By DAVID FERRARA
A pair of Clark County women deserve at least $60 million after developing bladder cancer from taking the diabetes drug Actos, one of their attorneys told a jury Monday.
The lawyers for Delores Cipriano, 81, and Bertha Triana, 80, have said they plan to seek billions of dollars more in punitive damages from the Japan-based drug maker Takeda as the case wraps up this week.
After a three-month trial that started in Las Vegas in February, the jury heard the start of closing arguments Monday in the product liability trial against Asia’s largest drug maker over the cancer risks of the prescription diabetes drug pioglitaone, known as Actos.
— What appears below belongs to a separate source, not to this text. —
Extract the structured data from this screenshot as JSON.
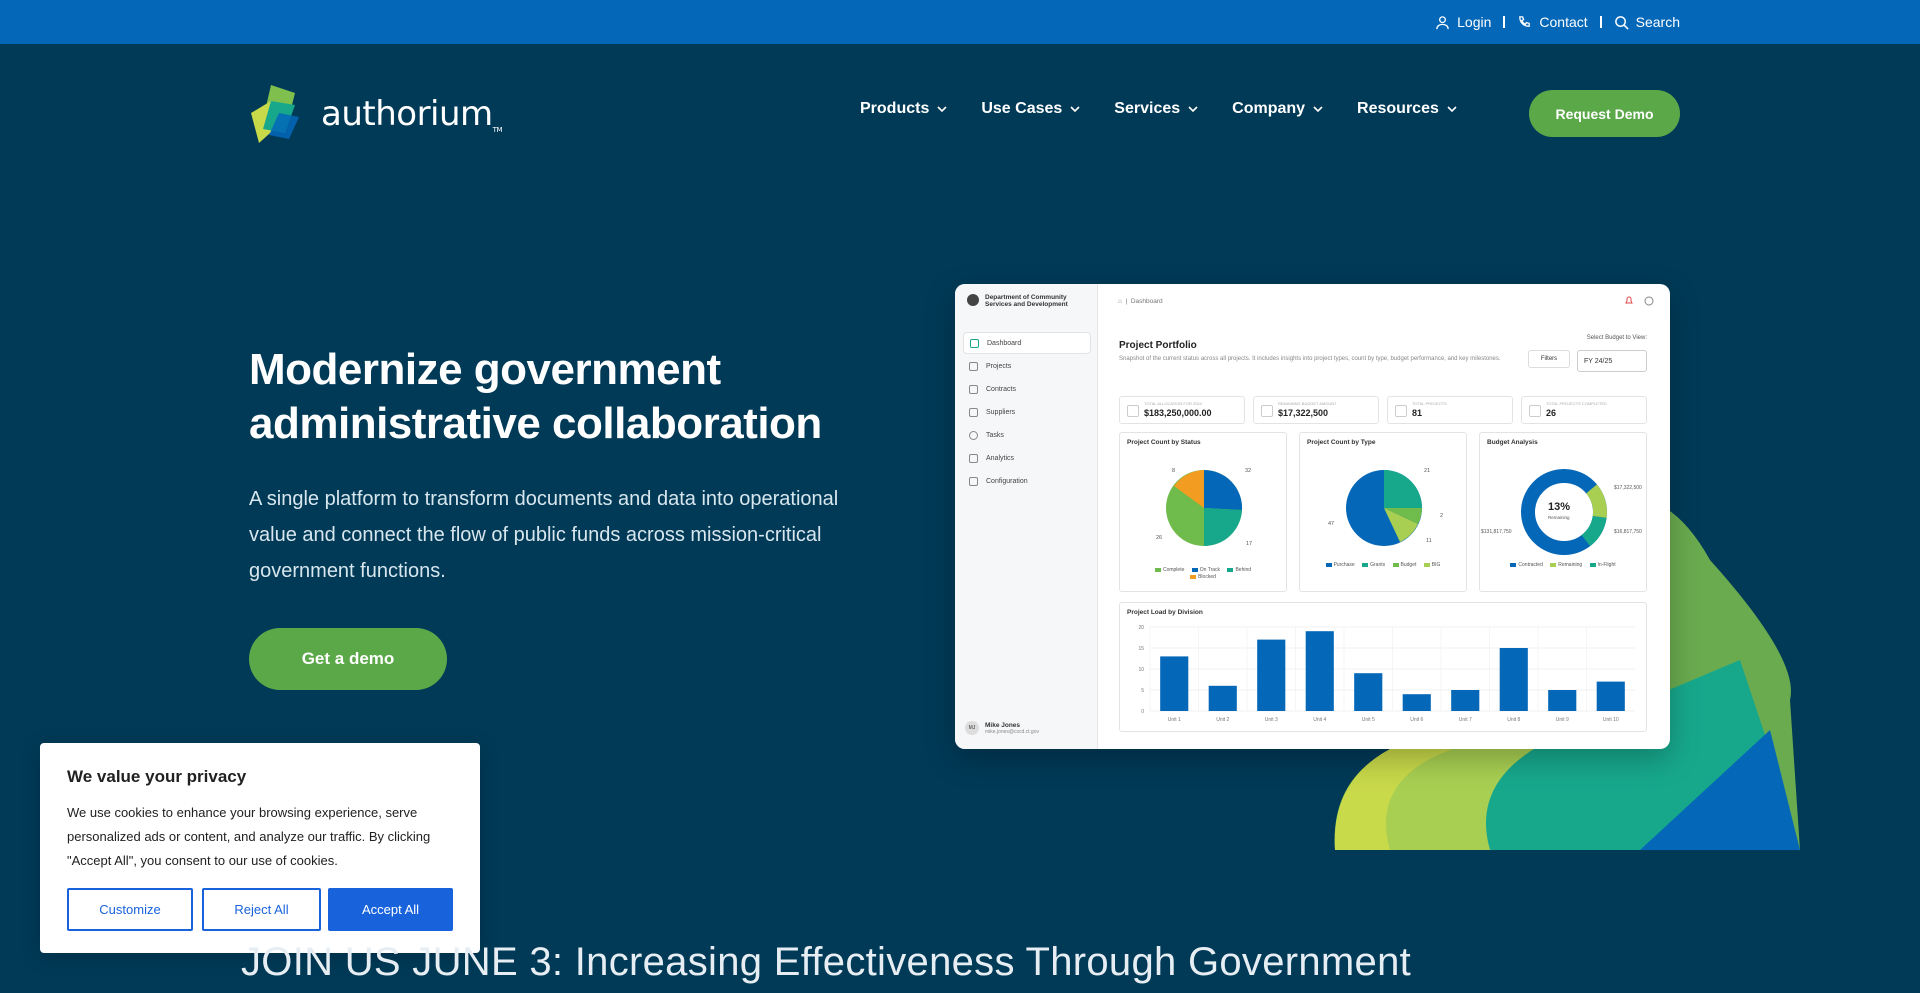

Cipriano’s lawyer, Robert Eglet, told jurors that Takeda was “needlessly endangering the public with an unreasonably dangerous drug,” and the company valued profits over patients’ safety.
“Takeda and everyone involved with them doesn’t want to play by the rules,” said Eglet, representing Cipriano, of Henderson, who filed suit against the drug maker last year. “They infected everybody.”
Takeda lawyer Craig Thompson called bladder cancer a “slow-growing disease” and that Actos did not cause the disease in Cipriano or Triana.
“It is critical to respond and set the record straight when necessary,” he said. “It’s critical to respond when incorrect statements are being made. … Our job, our obligation and our goal has been to present our facts and represent our client in a zealous manner.”
Cipriano’s case was consolidated with Triana’s for the trial. Along with thousands across the country, the women said they were not warned about cancer risks.
Eglet asked the jury to award Triana $35 million and Cipriano $25 million in compensatory damages, along with another $3.5 to $5.25 million for Triana’s husband, Hiram for loss of consortium.
“This is a case about corporate greed,” said Eglet, the first lawyer to give a closing argument.
Last month, a federal jury in Louisiana imposed $6 billion in punitive damages against the company.
Before Monday’s arguments started, Clark County District Judge Kerry Earley read a list of 58 jury instructions, including one that stated defense counsel engaged in “pattern of misconduct” throughout the trial, which began with jury instructions Feb. 10.
The instruction was the result of a sanction against the defense attorneys who the judge said repeatedly violated court orders.
Throughout the trial, attorneys for Cipriano and Triana have tried to show that Takeda did not inform patients or doctors about the risk of bladder cancer associated with the use of Actos, first sold in the United States in 1999.
Triana took Actos for two years, between 2005 and 2007, and Cipriano took it for 14 months before the drug maker mentioned the cancer risk in package warnings.
In June 2011, the Food and Drug Administration issued a warning that use of Actos for more than a year may be associated with an increased risk of bladder cancer.
Cipriano and Triana were both diagnosed with bladder cancer in 2012 and have undergone multiple surgeries to remove their tumors.
Takeda destroyed computers and shredded documents that contained information about the risks of the drug, Eglet said.
“They erased everything,” Eglet said. “Is that playing by the rules, or is that playing by Takeda’s rules?”
While Cipriano’s cancer was in remission, Triana discovered last week that her cancer returned, Eglet told the jury as he placed his hand on Triana’s shoulder.
“And you know from the evidence that it’s likelier than 50 percent that the same thing is going to happen to Mrs. Cipriano,” Eglet said, then placing his hand on Cipriano’s shoulder. “Mrs. Cirpiano is not a statistic. She is a living, breathing and feeling human being.”
Eglet asked jurors to “send a message to the community” and quoted Martin Luther King Jr. — “injustice anywhere is a threat to justice everywhere” — in his more than two hour closing argument.
He urged the jury to find that Takeda should pay punitive damages but did not disclose a figure.
“There’s no amount of money that will ever take care of Mrs. Triana and take this away,” Eglet said. “There’s no amount of money that will change what happened to Mrs. Cipriano and take away that fear that this will come back.”
Thompson’s closing argument is slated to continue after the trial resumes at 10:30 a.m. Tuesday.